Wether you are running an application in the cloud or on-premises it is becoming increasingly common to test the application to both understand its behavior under certain conditions and to make changes proactively based on projected load and use. This is particularly true in an age where applications are becoming more distributed thanks to technologies such as microservices, Kubernetes, and serverless.
Don’t Forget the Infrastructure
As tools emerge to aid developers and operations teams in gaining better understanding of their applications and identify root causes behind bugs, outages, and latency, it is important to consider the infrastructure these applications run on as an element in testing. After tracing down issues and turning over every stone in the quest to troubleshoot application performance, couldn’t it be possible to come up empty if you stop at the OS, container or API? Issues such as disk or network latency, noisy neighbors, or unplanned network and other infrastructure outages can negatively impact application performance and remain invisible without the proper tools.

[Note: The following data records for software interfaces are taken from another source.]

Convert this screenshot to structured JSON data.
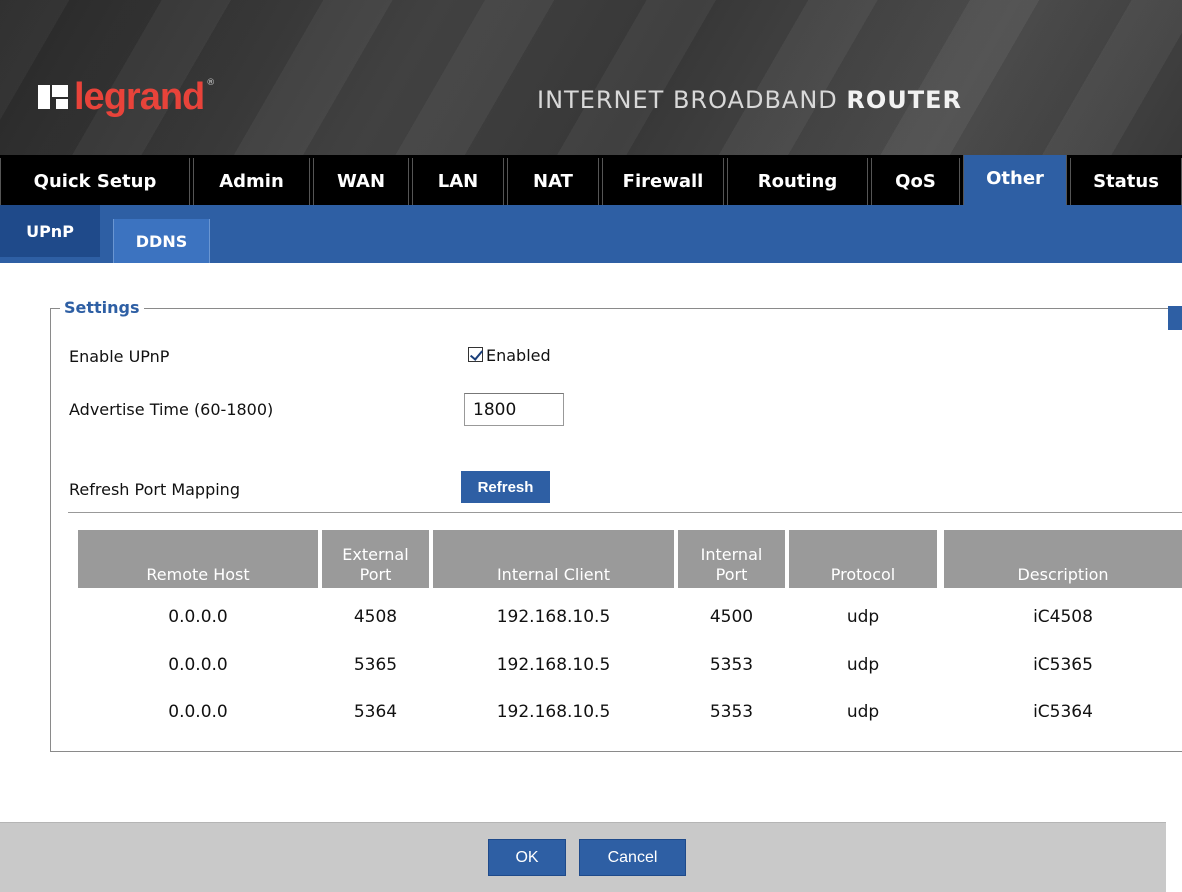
{
  "brand": {
    "logo_text": "legrand",
    "registered": "®",
    "title_light": "INTERNET BROADBAND ",
    "title_bold": "ROUTER"
  },
  "main_tabs": [
    "Quick Setup",
    "Admin",
    "WAN",
    "LAN",
    "NAT",
    "Firewall",
    "Routing",
    "QoS",
    "Other",
    "Status"
  ],
  "active_main_tab": "Other",
  "sub_tabs": [
    "UPnP",
    "DDNS"
  ],
  "active_sub_tab": "UPnP",
  "settings": {
    "legend": "Settings",
    "enable_label": "Enable UPnP",
    "enable_checkbox_label": "Enabled",
    "enable_checked": true,
    "advertise_label": "Advertise Time (60-1800)",
    "advertise_value": "1800",
    "refresh_label": "Refresh Port Mapping",
    "refresh_button": "Refresh"
  },
  "table": {
    "headers": [
      {
        "line1": "",
        "line2": "Remote Host"
      },
      {
        "line1": "External",
        "line2": "Port"
      },
      {
        "line1": "",
        "line2": "Internal Client"
      },
      {
        "line1": "Internal",
        "line2": "Port"
      },
      {
        "line1": "",
        "line2": "Protocol"
      },
      {
        "line1": "",
        "line2": "Description"
      }
    ],
    "rows": [
      [
        "0.0.0.0",
        "4508",
        "192.168.10.5",
        "4500",
        "udp",
        "iC4508"
      ],
      [
        "0.0.0.0",
        "5365",
        "192.168.10.5",
        "5353",
        "udp",
        "iC5365"
      ],
      [
        "0.0.0.0",
        "5364",
        "192.168.10.5",
        "5353",
        "udp",
        "iC5364"
      ]
    ]
  },
  "footer": {
    "ok": "OK",
    "cancel": "Cancel"
  },
  "colors": {
    "accent": "#2e5fa4",
    "brand_red": "#e8433a",
    "header_bg": "#3a3a3a",
    "tab_bar": "#000000",
    "table_header": "#9a9a9a"
  }
}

Recently at Networking Field Day 20, the delegates in attendance and the audience at large had the opportunity to hear from Netrounds about their solution and how it aids enterprise IT teams in testing of network and application performance and ensures SLAs are being met. By use of agents, the solution is able to test performance of applications and network infrastructure not only on premises, but also in public clouds such as AWS, Azure, and GCP.
Netrounds’ agents bring a wealth of testing options to customers including but not limited to the ability to test such network infrastructure components as WAN and SD-WAN, wired connections, and wireless access layer. Not to mention application use cases such as VoIP and IPTV. The presentation videos from Networking Field Day are comprehensive and provide plenty of detail on all of the platform’s capabilities.
Although the agents that perform the testing can be deployed across a number of sites including multiple clouds, they can all be managed through a single centralized controller. This acts as a means of viewing test results as well as managing the agents themselves.
Automate the Boring Stuff
These capabilities are all very valuable in a testing platform, but in order for any new solution to gain wide acceptance in enterprise IT it must be able to play a part in the increasingly automated workflows and infrastructure within. For those organizations that have gone down the automation and DevOps path, Netrounds has made both a REST API and Netconf API available so that customers can integrate the testing process into new and existing workflows. This functionality is table stakes in modern enterprise IT and its good to see Netrounds include it.
No matter how much we abstract infrastructure and conceal it behind an API, it is still a very real and factor in application performance and overall user experience. Given that, it is important that infrastructure is taken into consideration when planning end to end testing. Tools that are designed to be integrated into automated workflow will have a clear advantage for enterprise IT customers. With the breadth of testing options and the ability to automate testing through the use of Netrounds’ APIs, the company has positioned their product for success.
- Why Are We Doing Kubernetes? - October 17, 2019
- NGINX Reminds Me of Bo Jackson - October 8, 2019
- Kubernetes – Desired State and Control Loops - October 7, 2019
- Automation Anywhere: Bringing Bots to Your Business - October 4, 2019
- AWS Outposts – a Cuckoo in the Enterprise Nest? - October 4, 2019
- Cloud Computing and the Service Provider Renaissance - October 3, 2019
- Information Silos – Hire a Floater - September 27, 2019
- Backblaze: Cloud Storage For The Rest Of Us - September 26, 2019
- NetApp Cloud Insights: Visibility of Everything for Everyone - September 26, 2019
- Varying Approaches to Hyperconverged Infrastructure, or Why This Over That? - September 23, 2019